Services attached to paths, or more simply regular services, are the main entry points of sites. They are identified by the path of the URL and by (GET or POST) parameters. They correspond to classical URLs, and they last forever once registered.

For creating a regular service, the Path p constructor of Eliom_service_sigs.​S.​path_option is used. The path p is represented in Eliom as a list of strings. For example:

["foo"; "bar"] corresponds to the URL foo/bar.
["dir"; ""] corresponds to the URL dir/ (that is: the default page of the directory dir).
The empty list [] is equivalent to [""].

In many cases, the URL corresponding to a POST service must be accessible even when a request is done without the POST parameters; for instance, when typing the URL in the browser, when reloading, when using bookmarks, etc. If that is the case, the programmer needs to implement a separate GET service and register it on the same URL.

Warning:

  • You cannot create a service on path ["foo"] (URL foo, without slash at the end) and another on path ["foo";"bar"] (URL foo/bar), because foo cannot be both a directory and a file. Additionally, be careful not to use a path as a directory with Eliom, if it is a file for Staticmod (and vice versa).
  • ["foo";"bar"] is not equivalent to ["foo/bar"]. In the latter, the "/" will be encoded in the URL.

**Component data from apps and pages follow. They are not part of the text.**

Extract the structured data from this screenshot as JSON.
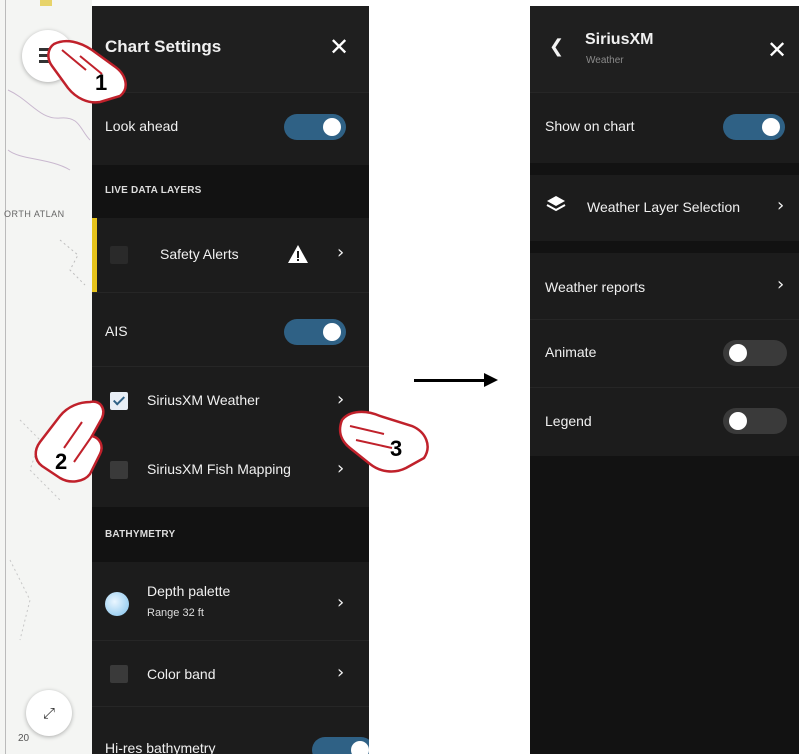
{
  "map": {
    "region_label": "ORTH ATLAN",
    "scale_text": "20"
  },
  "chart_settings": {
    "title": "Chart Settings",
    "close_glyph": "✕",
    "look_ahead_label": "Look ahead",
    "live_data_layers_header": "LIVE DATA LAYERS",
    "safety_alerts_label": "Safety Alerts",
    "ais_label": "AIS",
    "siriusxm_weather_label": "SiriusXM Weather",
    "siriusxm_fish_label": "SiriusXM Fish Mapping",
    "bathymetry_header": "BATHYMETRY",
    "depth_palette_label": "Depth palette",
    "depth_palette_range": "Range 32 ft",
    "color_band_label": "Color band",
    "hires_label": "Hi-res bathymetry"
  },
  "siriusxm": {
    "title": "SiriusXM",
    "subtitle": "Weather",
    "back_glyph": "❮",
    "close_glyph": "✕",
    "show_on_chart_label": "Show on chart",
    "weather_layer_label": "Weather Layer Selection",
    "weather_reports_label": "Weather reports",
    "animate_label": "Animate",
    "legend_label": "Legend"
  },
  "callouts": [
    "1",
    "2",
    "3"
  ],
  "colors": {
    "panel_bg": "#1c1c1c",
    "toggle_on": "#2f6185",
    "safety_accent": "#e6c21a"
  },
  "icons": [
    "menu-icon",
    "expand-icon",
    "warning-icon",
    "layers-icon",
    "chevron-right-icon",
    "back-chevron-icon",
    "close-icon",
    "tap-hand-icon"
  ]
}
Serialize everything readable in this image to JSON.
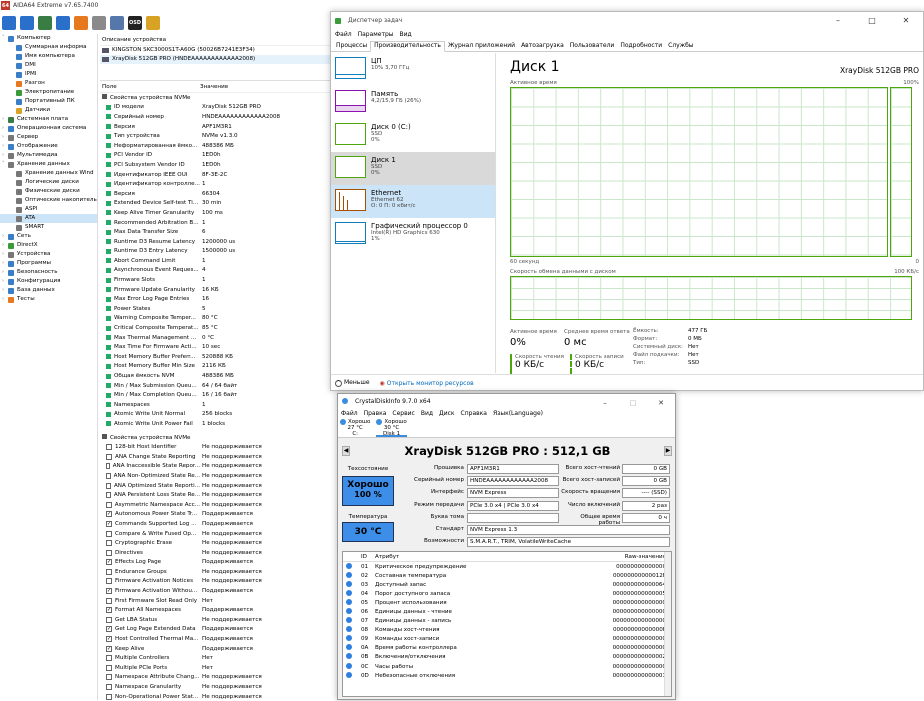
{
  "aida": {
    "title": "AIDA64 Extreme v7.65.7400",
    "logo": "64",
    "toolbar": [
      {
        "icon": "back-arrow-icon",
        "color": "#2a6fc9"
      },
      {
        "icon": "forward-arrow-icon",
        "color": "#2a6fc9"
      },
      {
        "icon": "board-icon",
        "color": "#3a7d44"
      },
      {
        "icon": "network-icon",
        "color": "#2a6fc9"
      },
      {
        "icon": "flame-icon",
        "color": "#e6781e"
      },
      {
        "icon": "tools-icon",
        "color": "#8a8a8a"
      },
      {
        "icon": "user-icon",
        "color": "#5577aa"
      },
      {
        "icon": "osd-icon",
        "color": "#222222",
        "label": "OSD"
      },
      {
        "icon": "gauge-icon",
        "color": "#d8a325"
      }
    ],
    "tree": [
      {
        "label": "Компьютер",
        "indent": 0,
        "exp": "v",
        "color": "#3a7ec8"
      },
      {
        "label": "Суммарная информа",
        "indent": 1,
        "color": "#3a7ec8"
      },
      {
        "label": "Имя компьютера",
        "indent": 1,
        "color": "#3a7ec8"
      },
      {
        "label": "DMI",
        "indent": 1,
        "color": "#3a7ec8"
      },
      {
        "label": "IPMI",
        "indent": 1,
        "color": "#3a7ec8"
      },
      {
        "label": "Разгон",
        "indent": 1,
        "color": "#e6781e"
      },
      {
        "label": "Электропитание",
        "indent": 1,
        "color": "#3a9b3a"
      },
      {
        "label": "Портативный ПК",
        "indent": 1,
        "color": "#3a7ec8"
      },
      {
        "label": "Датчики",
        "indent": 1,
        "color": "#d8a325"
      },
      {
        "label": "Системная плата",
        "indent": 0,
        "exp": ">",
        "color": "#3a7d44"
      },
      {
        "label": "Операционная система",
        "indent": 0,
        "exp": ">",
        "color": "#3a7ec8"
      },
      {
        "label": "Сервер",
        "indent": 0,
        "exp": ">",
        "color": "#777777"
      },
      {
        "label": "Отображение",
        "indent": 0,
        "exp": ">",
        "color": "#3a7ec8"
      },
      {
        "label": "Мультимедиа",
        "indent": 0,
        "exp": ">",
        "color": "#777777"
      },
      {
        "label": "Хранение данных",
        "indent": 0,
        "exp": "v",
        "color": "#777777"
      },
      {
        "label": "Хранение данных Wind",
        "indent": 1,
        "color": "#777777"
      },
      {
        "label": "Логические диски",
        "indent": 1,
        "color": "#777777"
      },
      {
        "label": "Физические диски",
        "indent": 1,
        "color": "#777777"
      },
      {
        "label": "Оптические накопитель",
        "indent": 1,
        "color": "#777777"
      },
      {
        "label": "ASPI",
        "indent": 1,
        "color": "#777777"
      },
      {
        "label": "ATA",
        "indent": 1,
        "color": "#777777",
        "sel": true
      },
      {
        "label": "SMART",
        "indent": 1,
        "color": "#777777"
      },
      {
        "label": "Сеть",
        "indent": 0,
        "exp": ">",
        "color": "#3a7ec8"
      },
      {
        "label": "DirectX",
        "indent": 0,
        "exp": ">",
        "color": "#3a9b3a"
      },
      {
        "label": "Устройства",
        "indent": 0,
        "exp": ">",
        "color": "#777777"
      },
      {
        "label": "Программы",
        "indent": 0,
        "exp": ">",
        "color": "#3a7ec8"
      },
      {
        "label": "Безопасность",
        "indent": 0,
        "exp": ">",
        "color": "#3a7ec8"
      },
      {
        "label": "Конфигурация",
        "indent": 0,
        "exp": ">",
        "color": "#3a7ec8"
      },
      {
        "label": "База данных",
        "indent": 0,
        "exp": ">",
        "color": "#3a7ec8"
      },
      {
        "label": "Тесты",
        "indent": 0,
        "exp": ">",
        "color": "#e6781e"
      }
    ],
    "devices_header": "Описание устройства",
    "devices": [
      {
        "label": "KINGSTON SKC3000S1T-A60G (50026B7241E3F34)",
        "sel": false
      },
      {
        "label": "XrayDisk 512GB PRO (HNDEAAAAAAAAAAAA2008)",
        "sel": true
      }
    ],
    "col_field": "Поле",
    "col_value": "Значение",
    "section1": "Свойства устройства NVMe",
    "props": [
      [
        "ID модели",
        "XrayDisk 512GB PRO"
      ],
      [
        "Серийный номер",
        "HNDEAAAAAAAAAAAA2008"
      ],
      [
        "Версия",
        "APF1M3R1"
      ],
      [
        "Тип устройства",
        "NVMe v1.3.0"
      ],
      [
        "Неформатированная ёмко...",
        "488386 МБ"
      ],
      [
        "PCI Vendor ID",
        "1ED0h"
      ],
      [
        "PCI Subsystem Vendor ID",
        "1ED0h"
      ],
      [
        "Идентификатор IEEE OUI",
        "8F-3E-2C"
      ],
      [
        "Идентификатор контролле...",
        "1"
      ],
      [
        "Версия",
        "66304"
      ],
      [
        "Extended Device Self-test Ti...",
        "30 min"
      ],
      [
        "Keep Alive Timer Granularity",
        "100 ms"
      ],
      [
        "Recommended Arbitration B...",
        "1"
      ],
      [
        "Max Data Transfer Size",
        "6"
      ],
      [
        "Runtime D3 Resume Latency",
        "1200000 us"
      ],
      [
        "Runtime D3 Entry Latency",
        "1500000 us"
      ],
      [
        "Abort Command Limit",
        "1"
      ],
      [
        "Asynchronous Event Reques...",
        "4"
      ],
      [
        "Firmware Slots",
        "1"
      ],
      [
        "Firmware Update Granularity",
        "16 КБ"
      ],
      [
        "Max Error Log Page Entries",
        "16"
      ],
      [
        "Power States",
        "5"
      ],
      [
        "Warning Composite Temper...",
        "80 °C"
      ],
      [
        "Critical Composite Temperat...",
        "85 °C"
      ],
      [
        "Max Thermal Management ...",
        "0 °C"
      ],
      [
        "Max Time For Firmware Acti...",
        "10 sec"
      ],
      [
        "Host Memory Buffer Preferr...",
        "520888 КБ"
      ],
      [
        "Host Memory Buffer Min Size",
        "2116 КБ"
      ],
      [
        "Общая ёмкость NVM",
        "488386 МБ"
      ],
      [
        "Min / Max Submission Queu...",
        "64 / 64 байт"
      ],
      [
        "Min / Max Completion Queu...",
        "16 / 16 байт"
      ],
      [
        "Namespaces",
        "1"
      ],
      [
        "Atomic Write Unit Normal",
        "256 blocks"
      ],
      [
        "Atomic Write Unit Power Fail",
        "1 blocks"
      ]
    ],
    "section2": "Свойства устройства NVMe",
    "features": [
      [
        "128-bit Host Identifier",
        "Не поддерживается",
        false
      ],
      [
        "ANA Change State Reporting",
        "Не поддерживается",
        false
      ],
      [
        "ANA Inaccessible State Repor...",
        "Не поддерживается",
        false
      ],
      [
        "ANA Non-Optimized State Re...",
        "Не поддерживается",
        false
      ],
      [
        "ANA Optimized State Reporti...",
        "Не поддерживается",
        false
      ],
      [
        "ANA Persistent Loss State Re...",
        "Не поддерживается",
        false
      ],
      [
        "Asymmetric Namespace Acc...",
        "Не поддерживается",
        false
      ],
      [
        "Autonomous Power State Tr...",
        "Поддерживается",
        true
      ],
      [
        "Commands Supported Log ...",
        "Поддерживается",
        true
      ],
      [
        "Compare & Write Fused Op...",
        "Не поддерживается",
        false
      ],
      [
        "Cryptographic Erase",
        "Не поддерживается",
        false
      ],
      [
        "Directives",
        "Не поддерживается",
        false
      ],
      [
        "Effects Log Page",
        "Поддерживается",
        true
      ],
      [
        "Endurance Groups",
        "Не поддерживается",
        false
      ],
      [
        "Firmware Activation Notices",
        "Не поддерживается",
        false
      ],
      [
        "Firmware Activation Withou...",
        "Поддерживается",
        true
      ],
      [
        "First Firmware Slot Read Only",
        "Нет",
        false
      ],
      [
        "Format All Namespaces",
        "Поддерживается",
        true
      ],
      [
        "Get LBA Status",
        "Не поддерживается",
        false
      ],
      [
        "Get Log Page Extended Data",
        "Поддерживается",
        true
      ],
      [
        "Host Controlled Thermal Ma...",
        "Поддерживается",
        true
      ],
      [
        "Keep Alive",
        "Поддерживается",
        true
      ],
      [
        "Multiple Controllers",
        "Нет",
        false
      ],
      [
        "Multiple PCIe Ports",
        "Нет",
        false
      ],
      [
        "Namespace Attribute Chang...",
        "Не поддерживается",
        false
      ],
      [
        "Namespace Granularity",
        "Не поддерживается",
        false
      ],
      [
        "Non-Operational Power Stat...",
        "Не поддерживается",
        false
      ]
    ]
  },
  "taskmgr": {
    "title": "Диспетчер задач",
    "menu": [
      "Файл",
      "Параметры",
      "Вид"
    ],
    "tabs": [
      "Процессы",
      "Производительность",
      "Журнал приложений",
      "Автозагрузка",
      "Пользователи",
      "Подробности",
      "Службы"
    ],
    "active_tab": 1,
    "resources": [
      {
        "name": "ЦП",
        "sub1": "10% 3,70 ГГц",
        "sub2": "",
        "color": "#117dbb"
      },
      {
        "name": "Память",
        "sub1": "4,2/15,9 ГБ (26%)",
        "sub2": "",
        "color": "#8b12ae"
      },
      {
        "name": "Диск 0 (C:)",
        "sub1": "SSD",
        "sub2": "0%",
        "color": "#4da60c"
      },
      {
        "name": "Диск 1",
        "sub1": "SSD",
        "sub2": "0%",
        "color": "#4da60c",
        "state": "sel2"
      },
      {
        "name": "Ethernet",
        "sub1": "Ethernet 62",
        "sub2": "О: 0 П: 0 кбит/с",
        "color": "#a74f01",
        "state": "sel"
      },
      {
        "name": "Графический процессор 0",
        "sub1": "Intel(R) HD Graphics 630",
        "sub2": "1%",
        "color": "#117dbb"
      }
    ],
    "disk_title": "Диск 1",
    "disk_model": "XrayDisk 512GB PRO",
    "active_time_label": "Активное время",
    "pct_100": "100%",
    "sec60": "60 секунд",
    "sec60b": "60 секунд",
    "zero": "0",
    "transfer_label": "Скорость обмена данными с диском",
    "kbs100": "100 КБ/с",
    "stats": {
      "active_label": "Активное время",
      "active_value": "0%",
      "resp_label": "Среднее время ответа",
      "resp_value": "0 мс",
      "read_label": "Скорость чтения",
      "read_value": "0 КБ/с",
      "write_label": "Скорость записи",
      "write_value": "0 КБ/с",
      "details": [
        [
          "Ёмкость:",
          "477 ГБ"
        ],
        [
          "Формат:",
          "0 МБ"
        ],
        [
          "Системный диск:",
          "Нет"
        ],
        [
          "Файл подкачки:",
          "Нет"
        ],
        [
          "Тип:",
          "SSD"
        ]
      ]
    },
    "less": "Меньше",
    "open_monitor": "Открыть монитор ресурсов"
  },
  "cdi": {
    "title": "CrystalDiskInfo 9.7.0 x64",
    "menu": [
      "Файл",
      "Правка",
      "Сервис",
      "Вид",
      "Диск",
      "Справка",
      "Язык(Language)"
    ],
    "disks": [
      {
        "status": "Хорошо",
        "temp": "27 °C",
        "letter": "C:"
      },
      {
        "status": "Хорошо",
        "temp": "30 °C",
        "letter": "Disk 1"
      }
    ],
    "model": "XrayDisk 512GB PRO : 512,1 GB",
    "tech_label": "Техсостояние",
    "health_status": "Хорошо",
    "health_pct": "100 %",
    "temp_label": "Температура",
    "temp_value": "30 °C",
    "fields_left": [
      [
        "Прошивка",
        "APF1M3R1"
      ],
      [
        "Серийный номер",
        "HNDEAAAAAAAAAAAA2008"
      ],
      [
        "Интерфейс",
        "NVM Express"
      ],
      [
        "Режим передачи",
        "PCIe 3.0 x4 | PCIe 3.0 x4"
      ],
      [
        "Буква тома",
        ""
      ]
    ],
    "fields_right": [
      [
        "Всего хост-чтений",
        "0 GB"
      ],
      [
        "Всего хост-записей",
        "0 GB"
      ],
      [
        "Скорость вращения",
        "---- (SSD)"
      ],
      [
        "Число включений",
        "2 раз"
      ],
      [
        "Общее время работы",
        "0 ч"
      ]
    ],
    "standard_label": "Стандарт",
    "standard_value": "NVM Express 1.3",
    "features_label": "Возможности",
    "features_value": "S.M.A.R.T., TRIM, VolatileWriteCache",
    "attr_headers": [
      "ID",
      "Атрибут",
      "Raw-значения"
    ],
    "attrs": [
      [
        "01",
        "Критическое предупреждение",
        "00000000000000"
      ],
      [
        "02",
        "Составная температура",
        "00000000000012F"
      ],
      [
        "03",
        "Доступный запас",
        "000000000000064"
      ],
      [
        "04",
        "Порог доступного запаса",
        "000000000000005"
      ],
      [
        "05",
        "Процент использования",
        "000000000000000"
      ],
      [
        "06",
        "Единицы данных - чтение",
        "000000000000000"
      ],
      [
        "07",
        "Единицы данных - запись",
        "000000000000000"
      ],
      [
        "08",
        "Команды хост-чтения",
        "00000000000000F"
      ],
      [
        "09",
        "Команды хост-записи",
        "000000000000000"
      ],
      [
        "0A",
        "Время работы контроллера",
        "000000000000000"
      ],
      [
        "0B",
        "Включения/отключения",
        "000000000000002"
      ],
      [
        "0C",
        "Часы работы",
        "000000000000000"
      ],
      [
        "0D",
        "Небезопасные отключения",
        "000000000000001"
      ]
    ]
  }
}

Pathless services

Pathless services are not attached to a URL path. Such services are created with the No_path constructor of Eliom_service_sigs.​S.​path_option.

Pathless services are only identified by a special parameter, no matter what the path and the other parameters in the URL are. They are used to implement some behavior that should not be attached to a particular URL. A link to such a service points to the current URL with just an additional special parameter. This is useful when you want the same link or form on several pages (for example, a login box) but you don't want to go to another URL. Pathless services are often used with actions.

Here is a simple example. Suppose that the function remove removes one piece of data from a database (based on the identifier of the data). If you want to put a link on your page to call this function and redisplay the page, just create an action on a pathless service like this:

let remove_action =
  Eliom_registration.Action.create
    ~meth:
      (Eliom_service.Post
         (Eliom_parameter.unit,
          Eliom_parameter.int "id"))
    ~path:Eliom_service.No_path
    (fun () id -> remove id)

Then wherever you want to add a button to do that action (on data id), create a form like:

let open Eliom_content.Html.D in
Form.post_form
  ~service:remove_action
  (fun id_name -> [
       Form.input ~input_type:`Hidden ~name:id_name ~value:id Form.int;
       Form.button_no_value ~button_type:`Submit [pcdata "submit"]
     ])

Changing URL when calling a pathless service

By default, the URL of links or forms to pathless services is the current page. If you want to combine the service call with a URL change, it is possible to attach a non-attached service to another service using function Eliom_service.​attach.

Example:

let service =
  Eliom_service.attach
    ~fallback:myfirstservice
    ~service:myget_coserv'
    ()
in
a ~service [pcdata "click"] ()

It works with GET or POST pathless services. The fallback must be a GET service without parameters (but you can preapply it).

Options for pathless services

Timeouts

It is possible to use timeouts with pathless services, using the optional parameter ?timeout of the creation functions. For example if your service is intended to show the results of a search, you probably want it to be available only for a short time.

Warning: forgetting timeouts may cause memory leaks!

Disposability

It is possible to set a limit to the number of uses of a pathless service. Just provide the maximum number of uses with the optional ?max_use parameter while creating the service.

Non-standard services

Some kinds of services do not fit in our canonical way of defining services, Eliom_service.​create .

Attached services

Attached services are created using the functions Eliom_service.​create_attached_get (GET method) and Eliom_service.​create_attached_post (POST method).

Anonymous GET attached services are often created dynamically with respect to previous interaction with the user (e.g. filling forms in multiple steps). They handle correctly the classical Web interactions ("back" button, bookmark, tab,